We've all heard about superconductivity. But, do we all know what it
is? How it works and what are its uses? To start talking about
superconductivity, we must try to understand the how 'normal' conductivity
works. This will make it much easier to understand how the 'super' part
functions. In the following paragraphs, I will explain how superconductivity
works, some of the current problems and some examples of its uses.
Conductivity is the ability of a substance to carry electricity. Some
substances like copper, aluminium, silver and gold do it very well. They are
called conductors. Others conduct electricity partially and they are called
semi-conductors. The concept of electric transmission is very simple to
understand. The wire that conducts the electric current is made of atoms
which have equal numbers of protons and electrons making the atoms
electrically neutral.
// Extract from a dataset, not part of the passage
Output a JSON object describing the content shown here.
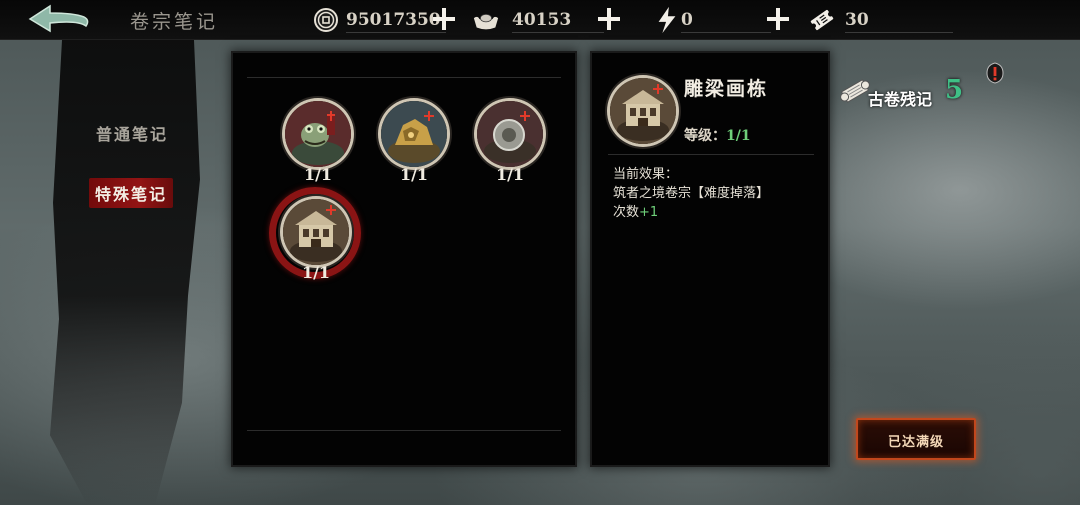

If this balance is disturbed by gain or loss of electrons,
the atoms will become electrically charged and are called ions.
occupy energy states. Each level requires a certain amount of energy. For an
electron to move to a higher level, it will require the right amount of energy.
Electrons can move between different levels and between different materials
but to do that, they require the right amount of energy and an 'empty' slot in
the band they enter. The metallic conductors have a lot of these slots and
this is where the free electrons will head when voltage (energy) is applied. A
simpler way to look at this is to think of atoms aligned in a straight line (wire).
if we add an electron to the first atom of the line, that atom would have an
excess of electrons so it releases an other electron which will go to the
second atom and the process repeats again...